NICK CAVERLY /// Economic, Demographic, and Biological Politics of Detroit


Nick Caverly received me in Detroit a day after I arrived in the city whose population and economy has been drastically shrinking for the last decades and is now populated with a multitude of ruins and empty lots. We discuss about the governance of the city that is now piloted by an “Emergency Finance Manager,” who reduced public service to a worrisome level, mostly detrimental to the most impoverished populations of the city. We also talk of the newcomers in the city, the white “creative class,” which, despite a commendable optimism tends to develop an imaginary that omit the existence of the (mostly African-American) working class population that compose the core of the city’s demographics. In the second part of the conversation, we examine the toxicity of the city’s abandoned and demolished infrastructures and its affect on Detroit’s inhabitants. Water, in particular, constitutes a political site where its access, as well as its chemical composition, is determined through problematic decisions.

Nick Caverly is an urban researcher and PhD student in sociocultural anthropology at the University of Michigan. His dissertation research centers on the entanglement of bodies, matter, history, and politics through vacant buildings in Detroit. Decaying built environments are enduring legacies of Detroit’s fraught histories of race and class exclusion that have become sites for physical and imaginative work by local residents, city planners, and other actors. Fallow factories are stripped down by former autoworkers who sell their components for scrap. Deteriorating water treatment facilities filled with toxic algae become targets for remediation and redevelopment schemes. As vacant buildings inspire competing interventions they demonstrate how visions of the future are grounded in the material remains of the past. Before coming to UM, Nick earned an MA in anthropology from The New School for Social Research where he first developed interests in narrative, landscape, and the material sedimentations of history. He can be reached at nickcav(at)umich(dot)edu.




– Thomas J. Sugrue, “Notown: Good news: A few hipsters are rediscovering Detroit. Bad news: everything else,” on Democracy (Spring 2013)
– Anna Tsing, “Strathern Beyond the Human: Testimony of a Spore” Theory, Culture & Society (January 2014)


– Thomas Sugrue, Origins of the Urban Crisis.
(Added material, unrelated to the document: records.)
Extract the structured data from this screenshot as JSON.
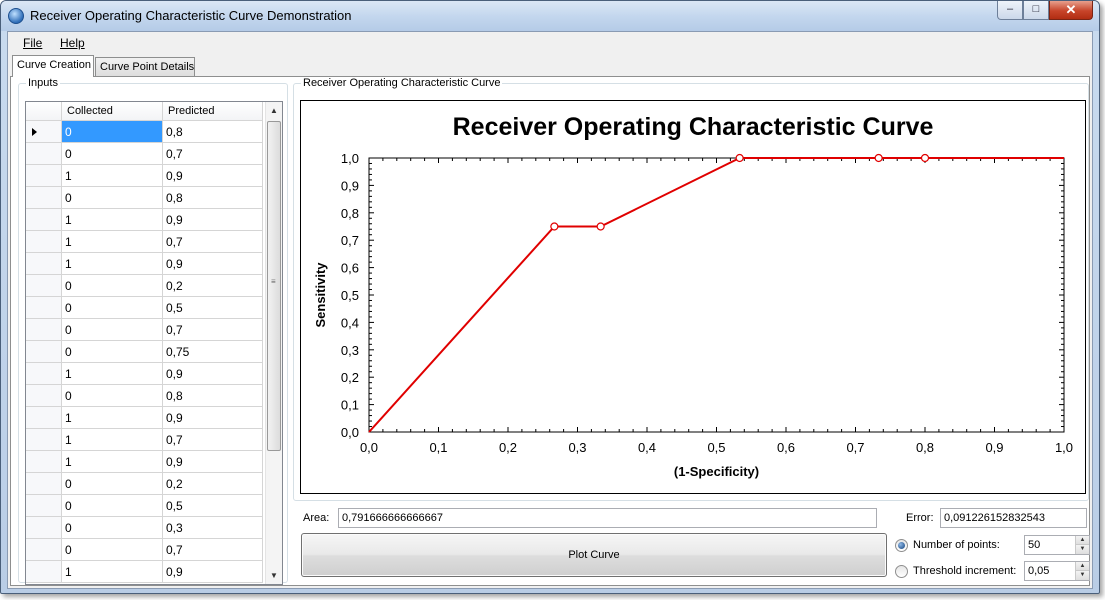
{
  "window": {
    "title": "Receiver Operating Characteristic Curve Demonstration",
    "buttons": {
      "minimize": "–",
      "maximize": "□",
      "close": "✕"
    }
  },
  "menu": {
    "file": "File",
    "help": "Help"
  },
  "tabs": [
    {
      "label": "Curve Creation",
      "active": true
    },
    {
      "label": "Curve Point Details",
      "active": false
    }
  ],
  "inputs": {
    "group_label": "Inputs",
    "columns": [
      "Collected",
      "Predicted"
    ],
    "rows": [
      {
        "collected": "0",
        "predicted": "0,8"
      },
      {
        "collected": "0",
        "predicted": "0,7"
      },
      {
        "collected": "1",
        "predicted": "0,9"
      },
      {
        "collected": "0",
        "predicted": "0,8"
      },
      {
        "collected": "1",
        "predicted": "0,9"
      },
      {
        "collected": "1",
        "predicted": "0,7"
      },
      {
        "collected": "1",
        "predicted": "0,9"
      },
      {
        "collected": "0",
        "predicted": "0,2"
      },
      {
        "collected": "0",
        "predicted": "0,5"
      },
      {
        "collected": "0",
        "predicted": "0,7"
      },
      {
        "collected": "0",
        "predicted": "0,75"
      },
      {
        "collected": "1",
        "predicted": "0,9"
      },
      {
        "collected": "0",
        "predicted": "0,8"
      },
      {
        "collected": "1",
        "predicted": "0,9"
      },
      {
        "collected": "1",
        "predicted": "0,7"
      },
      {
        "collected": "1",
        "predicted": "0,9"
      },
      {
        "collected": "0",
        "predicted": "0,2"
      },
      {
        "collected": "0",
        "predicted": "0,5"
      },
      {
        "collected": "0",
        "predicted": "0,3"
      },
      {
        "collected": "0",
        "predicted": "0,7"
      },
      {
        "collected": "1",
        "predicted": "0,9"
      }
    ]
  },
  "curve": {
    "group_label": "Receiver Operating Characteristic Curve"
  },
  "chart_data": {
    "type": "line",
    "title": "Receiver Operating Characteristic Curve",
    "xlabel": "(1-Specificity)",
    "ylabel": "Sensitivity",
    "xlim": [
      0,
      1
    ],
    "ylim": [
      0,
      1
    ],
    "xticks": [
      "0,0",
      "0,1",
      "0,2",
      "0,3",
      "0,4",
      "0,5",
      "0,6",
      "0,7",
      "0,8",
      "0,9",
      "1,0"
    ],
    "yticks": [
      "0,0",
      "0,1",
      "0,2",
      "0,3",
      "0,4",
      "0,5",
      "0,6",
      "0,7",
      "0,8",
      "0,9",
      "1,0"
    ],
    "grid": false,
    "series": [
      {
        "color": "#e00000",
        "x": [
          0.0,
          0.2667,
          0.3333,
          0.5333,
          0.7333,
          0.8,
          1.0
        ],
        "y": [
          0.0,
          0.75,
          0.75,
          1.0,
          1.0,
          1.0,
          1.0
        ],
        "markers": [
          false,
          true,
          true,
          true,
          true,
          true,
          false
        ]
      }
    ]
  },
  "stats": {
    "area_label": "Area:",
    "area_value": "0,791666666666667",
    "error_label": "Error:",
    "error_value": "0,091226152832543"
  },
  "controls": {
    "plot_button": "Plot Curve",
    "number_of_points_label": "Number of points:",
    "number_of_points_value": "50",
    "number_of_points_checked": true,
    "threshold_increment_label": "Threshold increment:",
    "threshold_increment_value": "0,05",
    "threshold_increment_checked": false
  }
}
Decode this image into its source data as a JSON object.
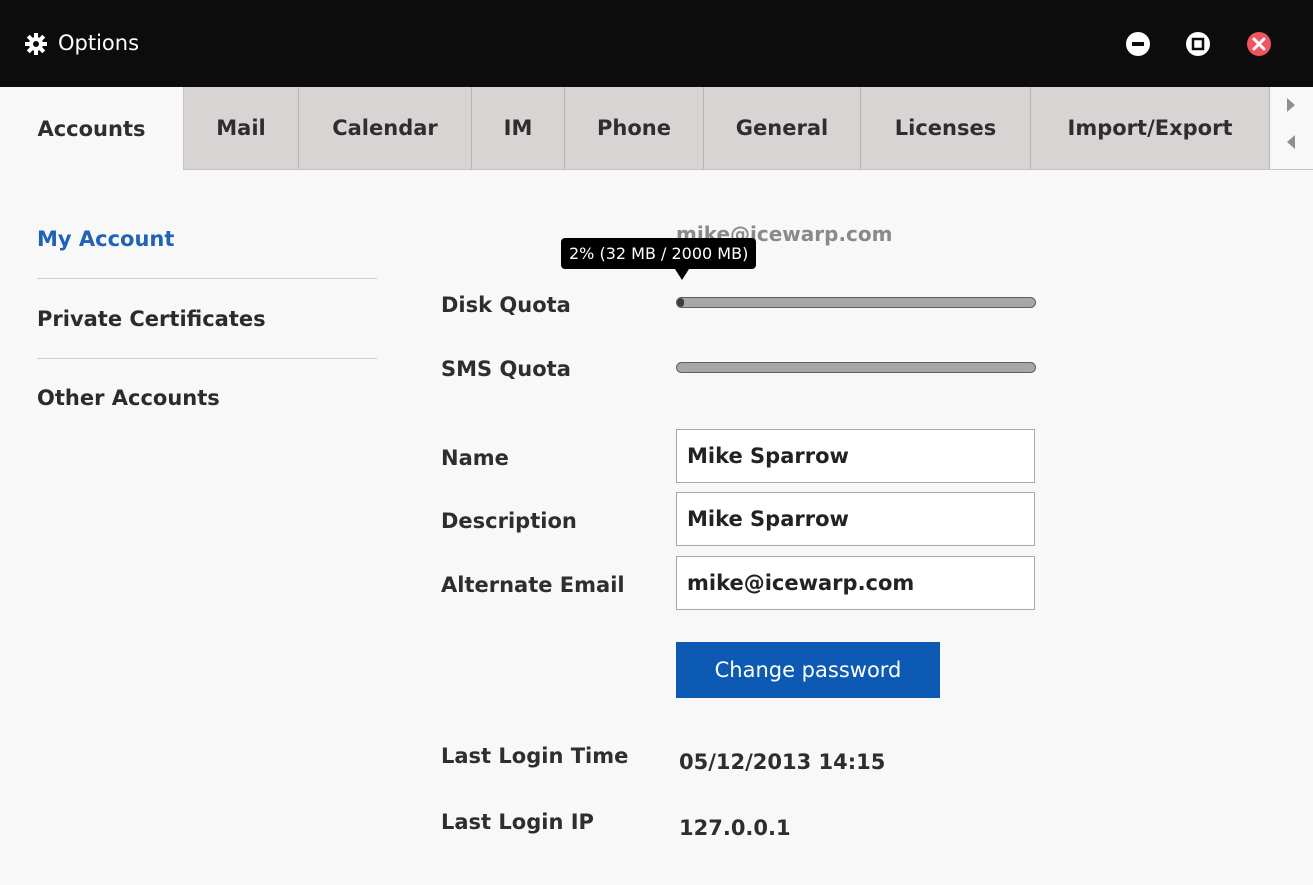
{
  "window": {
    "title": "Options",
    "icon": "gear-icon",
    "controls": [
      "minimize-icon",
      "maximize-icon",
      "close-icon"
    ],
    "close_color": "#f0545e"
  },
  "tabs": [
    {
      "label": "Accounts",
      "active": true
    },
    {
      "label": "Mail"
    },
    {
      "label": "Calendar"
    },
    {
      "label": "IM"
    },
    {
      "label": "Phone"
    },
    {
      "label": "General"
    },
    {
      "label": "Licenses"
    },
    {
      "label": "Import/Export"
    }
  ],
  "sidebar": {
    "items": [
      {
        "label": "My Account",
        "active": true
      },
      {
        "label": "Private Certificates"
      },
      {
        "label": "Other Accounts"
      }
    ]
  },
  "account": {
    "email_heading": "mike@icewarp.com",
    "disk_quota": {
      "label": "Disk Quota",
      "tooltip": "2% (32 MB / 2000 MB)",
      "used_fraction": 0.02
    },
    "sms_quota": {
      "label": "SMS Quota",
      "used_fraction": 0
    },
    "fields": {
      "name": {
        "label": "Name",
        "value": "Mike Sparrow"
      },
      "description": {
        "label": "Description",
        "value": "Mike Sparrow"
      },
      "alternate_email": {
        "label": "Alternate Email",
        "value": "mike@icewarp.com"
      }
    },
    "change_password_label": "Change password",
    "last_login_time": {
      "label": "Last Login Time",
      "value": "05/12/2013 14:15"
    },
    "last_login_ip": {
      "label": "Last Login IP",
      "value": "127.0.0.1"
    }
  },
  "colors": {
    "accent_blue": "#0c5ab3",
    "active_link": "#1f62b6",
    "titlebar": "#0c0c0c"
  }
}
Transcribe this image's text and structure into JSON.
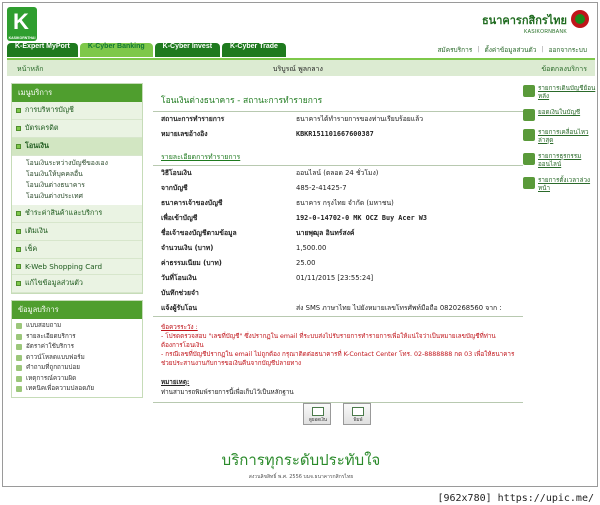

Princeton, 1996
– June Manning Thomas, Race and Redevelopment. Johns Hopkins, 1997.

– Paul Carter, The Road to Botany Bay. Knopf, 1988.
– Greg Grandin, “Empire’s Ruins: Detroit to the Amazon,” in Ann Laura Stoler (ed), Imperial Debris: On Ruins and Ruination, Duke University Press, 2013.